*** Block opens ***
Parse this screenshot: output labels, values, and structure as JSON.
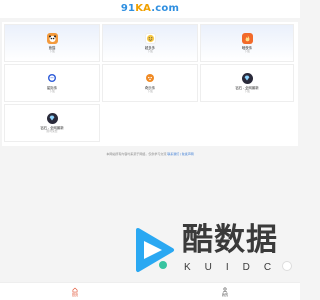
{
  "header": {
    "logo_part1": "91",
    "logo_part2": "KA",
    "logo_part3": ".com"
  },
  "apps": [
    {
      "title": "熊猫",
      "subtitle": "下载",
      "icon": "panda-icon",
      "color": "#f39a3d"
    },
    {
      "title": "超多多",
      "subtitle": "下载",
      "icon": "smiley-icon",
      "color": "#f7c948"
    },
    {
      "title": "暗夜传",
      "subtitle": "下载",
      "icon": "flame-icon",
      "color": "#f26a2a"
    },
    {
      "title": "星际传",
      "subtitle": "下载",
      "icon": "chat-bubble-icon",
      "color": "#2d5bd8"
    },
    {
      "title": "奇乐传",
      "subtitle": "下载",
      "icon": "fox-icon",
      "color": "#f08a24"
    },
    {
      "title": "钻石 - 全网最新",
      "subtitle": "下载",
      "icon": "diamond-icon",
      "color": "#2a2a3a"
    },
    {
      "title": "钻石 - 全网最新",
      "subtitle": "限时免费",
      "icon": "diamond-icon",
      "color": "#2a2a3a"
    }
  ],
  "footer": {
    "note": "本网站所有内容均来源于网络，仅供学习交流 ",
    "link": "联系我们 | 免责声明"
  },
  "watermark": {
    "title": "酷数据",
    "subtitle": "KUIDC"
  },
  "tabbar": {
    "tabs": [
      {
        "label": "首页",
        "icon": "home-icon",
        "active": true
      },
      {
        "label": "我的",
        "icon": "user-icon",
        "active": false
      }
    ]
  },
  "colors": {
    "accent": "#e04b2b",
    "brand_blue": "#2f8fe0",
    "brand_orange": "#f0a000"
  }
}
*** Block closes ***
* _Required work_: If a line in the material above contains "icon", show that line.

* _Result of the task_:
      "icon": "panda-icon",
      "icon": "smiley-icon",
      "icon": "flame-icon",
      "icon": "chat-bubble-icon",
      "icon": "fox-icon",
      "icon": "diamond-icon",
      "icon": "diamond-icon",
        "icon": "home-icon",
        "icon": "user-icon",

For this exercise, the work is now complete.